What needs to be done
Here are some records; copy every line that holds the word "File".

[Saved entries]

___

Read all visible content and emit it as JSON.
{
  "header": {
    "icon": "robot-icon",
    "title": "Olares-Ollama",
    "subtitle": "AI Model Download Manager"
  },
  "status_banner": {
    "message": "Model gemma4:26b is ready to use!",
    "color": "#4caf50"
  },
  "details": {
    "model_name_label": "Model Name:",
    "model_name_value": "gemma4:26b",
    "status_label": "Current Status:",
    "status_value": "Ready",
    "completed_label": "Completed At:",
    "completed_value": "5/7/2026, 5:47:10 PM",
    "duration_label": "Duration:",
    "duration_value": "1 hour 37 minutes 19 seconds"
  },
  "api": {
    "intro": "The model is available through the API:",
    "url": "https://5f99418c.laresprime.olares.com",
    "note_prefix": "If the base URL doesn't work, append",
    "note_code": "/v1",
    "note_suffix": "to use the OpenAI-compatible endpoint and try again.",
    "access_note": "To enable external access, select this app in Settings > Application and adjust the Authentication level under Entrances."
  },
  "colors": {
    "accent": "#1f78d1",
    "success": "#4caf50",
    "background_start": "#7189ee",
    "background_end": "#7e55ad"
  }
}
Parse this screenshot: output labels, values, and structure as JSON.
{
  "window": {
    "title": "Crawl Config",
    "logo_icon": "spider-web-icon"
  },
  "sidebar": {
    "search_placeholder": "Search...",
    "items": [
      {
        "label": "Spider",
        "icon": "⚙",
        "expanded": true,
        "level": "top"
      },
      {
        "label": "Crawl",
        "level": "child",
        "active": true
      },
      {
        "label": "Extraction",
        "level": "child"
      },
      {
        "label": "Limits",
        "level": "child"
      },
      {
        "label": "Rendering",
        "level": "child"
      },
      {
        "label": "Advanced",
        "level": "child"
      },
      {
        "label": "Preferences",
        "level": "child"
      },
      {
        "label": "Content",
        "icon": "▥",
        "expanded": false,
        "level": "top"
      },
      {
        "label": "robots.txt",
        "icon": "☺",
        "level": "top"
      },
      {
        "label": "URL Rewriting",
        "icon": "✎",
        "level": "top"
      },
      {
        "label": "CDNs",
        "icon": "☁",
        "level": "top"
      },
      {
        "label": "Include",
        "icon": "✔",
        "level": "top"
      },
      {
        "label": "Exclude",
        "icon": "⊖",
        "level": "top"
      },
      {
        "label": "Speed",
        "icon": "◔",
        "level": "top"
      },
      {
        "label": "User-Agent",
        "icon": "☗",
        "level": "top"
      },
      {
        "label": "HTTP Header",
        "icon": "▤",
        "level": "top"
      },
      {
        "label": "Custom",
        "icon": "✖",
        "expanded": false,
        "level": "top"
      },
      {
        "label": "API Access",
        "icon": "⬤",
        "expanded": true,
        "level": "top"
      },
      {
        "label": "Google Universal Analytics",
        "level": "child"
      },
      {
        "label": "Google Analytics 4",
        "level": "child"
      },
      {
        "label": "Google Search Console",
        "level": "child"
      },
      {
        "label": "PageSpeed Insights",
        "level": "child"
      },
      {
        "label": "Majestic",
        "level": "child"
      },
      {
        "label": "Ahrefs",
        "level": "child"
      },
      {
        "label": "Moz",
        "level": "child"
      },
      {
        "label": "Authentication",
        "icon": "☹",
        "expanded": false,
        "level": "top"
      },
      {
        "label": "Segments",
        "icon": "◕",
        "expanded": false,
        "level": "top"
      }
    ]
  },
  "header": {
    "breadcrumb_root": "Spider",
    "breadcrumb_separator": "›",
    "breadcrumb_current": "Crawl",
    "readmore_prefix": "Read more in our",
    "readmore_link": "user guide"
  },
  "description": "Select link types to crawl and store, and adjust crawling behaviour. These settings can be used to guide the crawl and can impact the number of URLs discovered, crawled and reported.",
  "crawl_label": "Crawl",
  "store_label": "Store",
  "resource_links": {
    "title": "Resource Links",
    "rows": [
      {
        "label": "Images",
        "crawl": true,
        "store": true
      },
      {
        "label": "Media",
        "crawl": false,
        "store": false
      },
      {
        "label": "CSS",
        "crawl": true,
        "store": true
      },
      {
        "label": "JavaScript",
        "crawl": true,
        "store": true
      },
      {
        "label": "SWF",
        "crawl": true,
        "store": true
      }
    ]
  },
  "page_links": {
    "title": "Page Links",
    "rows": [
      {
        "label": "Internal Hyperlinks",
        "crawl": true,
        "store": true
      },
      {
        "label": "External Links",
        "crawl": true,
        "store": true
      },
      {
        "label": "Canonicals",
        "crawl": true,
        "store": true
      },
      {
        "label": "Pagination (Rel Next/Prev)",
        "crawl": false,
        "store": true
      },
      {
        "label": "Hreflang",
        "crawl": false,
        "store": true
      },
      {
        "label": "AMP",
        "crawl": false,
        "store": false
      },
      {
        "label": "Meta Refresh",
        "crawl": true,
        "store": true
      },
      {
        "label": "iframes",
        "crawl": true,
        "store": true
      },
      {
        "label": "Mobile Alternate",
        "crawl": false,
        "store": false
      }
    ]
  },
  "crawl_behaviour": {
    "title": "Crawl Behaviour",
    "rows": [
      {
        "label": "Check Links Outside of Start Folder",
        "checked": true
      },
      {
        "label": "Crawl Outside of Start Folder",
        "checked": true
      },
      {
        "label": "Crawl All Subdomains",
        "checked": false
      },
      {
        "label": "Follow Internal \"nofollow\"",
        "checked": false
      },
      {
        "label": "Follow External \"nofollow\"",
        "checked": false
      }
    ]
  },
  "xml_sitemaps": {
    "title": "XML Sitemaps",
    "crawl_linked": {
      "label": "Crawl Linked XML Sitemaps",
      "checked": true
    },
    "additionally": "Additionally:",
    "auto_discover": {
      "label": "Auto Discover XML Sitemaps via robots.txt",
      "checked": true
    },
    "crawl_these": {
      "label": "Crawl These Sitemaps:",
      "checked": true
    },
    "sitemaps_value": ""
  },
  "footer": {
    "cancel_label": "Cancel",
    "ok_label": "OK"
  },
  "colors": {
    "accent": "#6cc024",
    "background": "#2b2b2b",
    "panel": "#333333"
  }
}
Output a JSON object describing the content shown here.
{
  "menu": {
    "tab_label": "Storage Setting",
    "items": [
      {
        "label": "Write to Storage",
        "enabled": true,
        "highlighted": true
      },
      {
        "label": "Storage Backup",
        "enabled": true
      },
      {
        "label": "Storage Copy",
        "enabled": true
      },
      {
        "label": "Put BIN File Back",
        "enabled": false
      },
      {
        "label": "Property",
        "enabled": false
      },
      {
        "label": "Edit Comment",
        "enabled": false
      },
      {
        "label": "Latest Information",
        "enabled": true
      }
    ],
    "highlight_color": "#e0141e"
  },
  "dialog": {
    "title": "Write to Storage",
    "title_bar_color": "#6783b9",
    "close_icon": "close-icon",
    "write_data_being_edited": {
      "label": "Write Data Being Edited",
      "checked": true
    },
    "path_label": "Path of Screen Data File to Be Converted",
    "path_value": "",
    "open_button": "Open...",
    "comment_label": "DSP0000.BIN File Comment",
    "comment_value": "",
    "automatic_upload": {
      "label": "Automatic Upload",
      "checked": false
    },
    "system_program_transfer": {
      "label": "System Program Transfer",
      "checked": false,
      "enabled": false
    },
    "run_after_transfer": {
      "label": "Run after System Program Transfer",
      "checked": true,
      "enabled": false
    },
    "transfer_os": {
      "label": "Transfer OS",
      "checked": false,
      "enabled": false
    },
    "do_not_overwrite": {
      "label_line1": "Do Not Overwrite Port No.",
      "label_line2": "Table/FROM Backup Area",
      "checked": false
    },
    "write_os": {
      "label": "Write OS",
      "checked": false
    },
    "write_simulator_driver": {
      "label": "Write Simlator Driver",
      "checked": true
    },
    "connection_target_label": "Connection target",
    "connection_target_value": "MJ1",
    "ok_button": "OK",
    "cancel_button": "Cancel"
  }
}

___

Solution for this task
        "label": "Put BIN File Back",
    "path_label": "Path of Screen Data File to Be Converted",
    "comment_label": "DSP0000.BIN File Comment",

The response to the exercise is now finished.